▶ _EXERCISE PROMPT_:
Check each line of the records for "JSON"; collect those that have it.

▶ _DATA EXCERPTS_:

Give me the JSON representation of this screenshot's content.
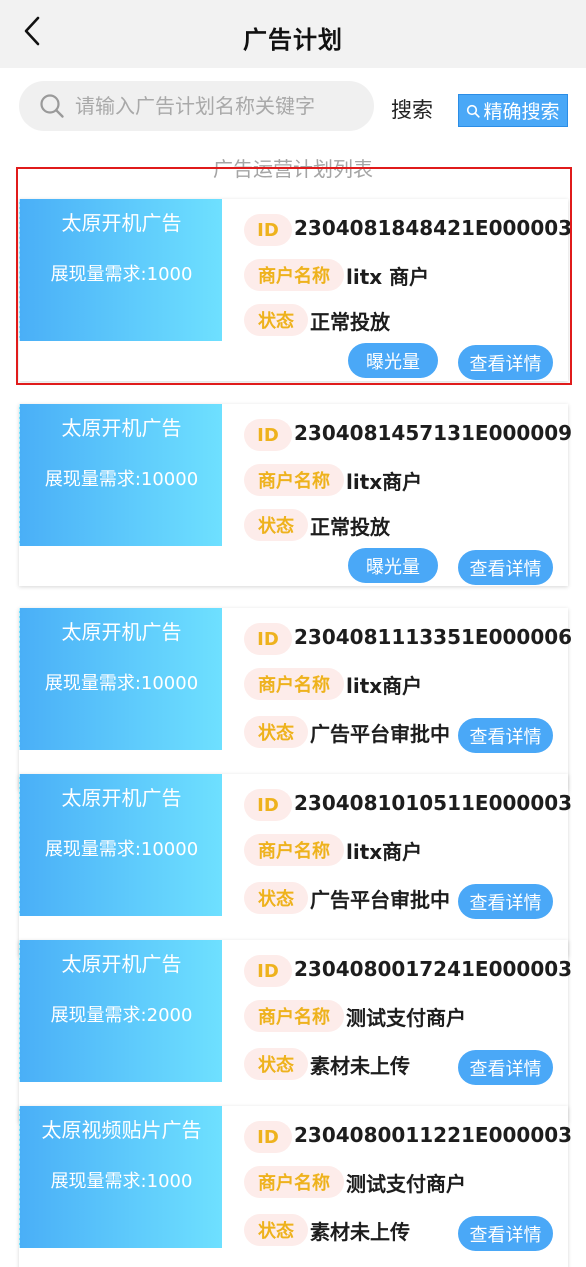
{
  "header": {
    "title": "广告计划",
    "back_icon": "chevron-left-icon"
  },
  "search": {
    "placeholder": "请输入广告计划名称关键字",
    "value": "",
    "search_label": "搜索",
    "precise_label": "精确搜索",
    "icon": "search-icon"
  },
  "list": {
    "title": "广告运营计划列表",
    "id_tag": "ID",
    "merchant_tag": "商户名称",
    "status_tag": "状态",
    "exposure_label": "曝光量",
    "detail_label": "查看详情"
  },
  "colors": {
    "accent": "#4aa8f7",
    "tag_bg": "#fdecea",
    "tag_text": "#eeb21d",
    "highlight": "#e01b1b"
  },
  "plans": [
    {
      "name": "太原开机广告",
      "demand": "展现量需求:1000",
      "id": "2304081848421E000003",
      "merchant": "litx 商户",
      "status": "正常投放",
      "has_exposure": true,
      "highlighted": true
    },
    {
      "name": "太原开机广告",
      "demand": "展现量需求:10000",
      "id": "2304081457131E000009",
      "merchant": "litx商户",
      "status": "正常投放",
      "has_exposure": true
    },
    {
      "name": "太原开机广告",
      "demand": "展现量需求:10000",
      "id": "2304081113351E000006",
      "merchant": "litx商户",
      "status": "广告平台审批中",
      "has_exposure": false
    },
    {
      "name": "太原开机广告",
      "demand": "展现量需求:10000",
      "id": "2304081010511E000003",
      "merchant": "litx商户",
      "status": "广告平台审批中",
      "has_exposure": false
    },
    {
      "name": "太原开机广告",
      "demand": "展现量需求:2000",
      "id": "2304080017241E000003",
      "merchant": "测试支付商户",
      "status": "素材未上传",
      "has_exposure": false
    },
    {
      "name": "太原视频贴片广告",
      "demand": "展现量需求:1000",
      "id": "2304080011221E000003",
      "merchant": "测试支付商户",
      "status": "素材未上传",
      "has_exposure": false
    }
  ]
}
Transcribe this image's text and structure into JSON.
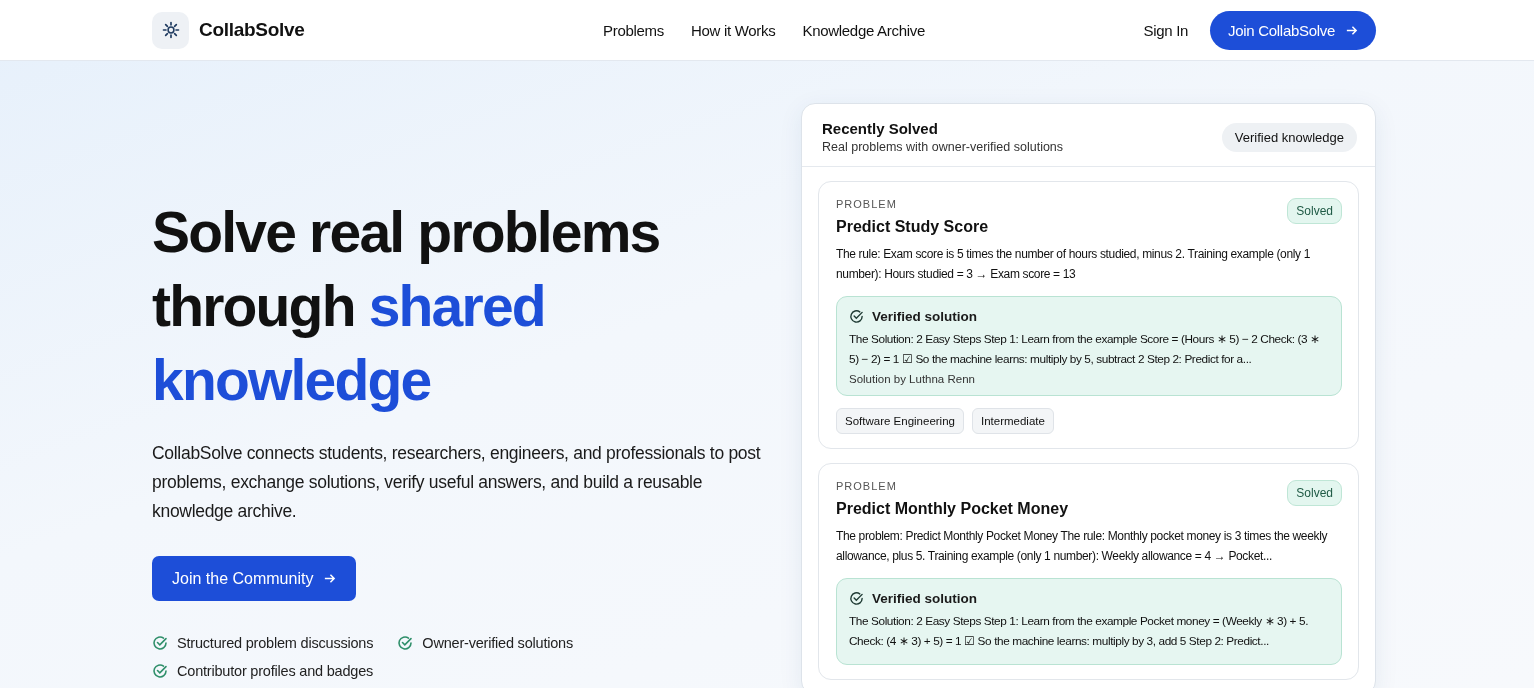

▶ _ANSWER FOR THIS EXERCISE_:
Give me the JSON representation of this screenshot's content.
Transcribe this image's text and structure into JSON.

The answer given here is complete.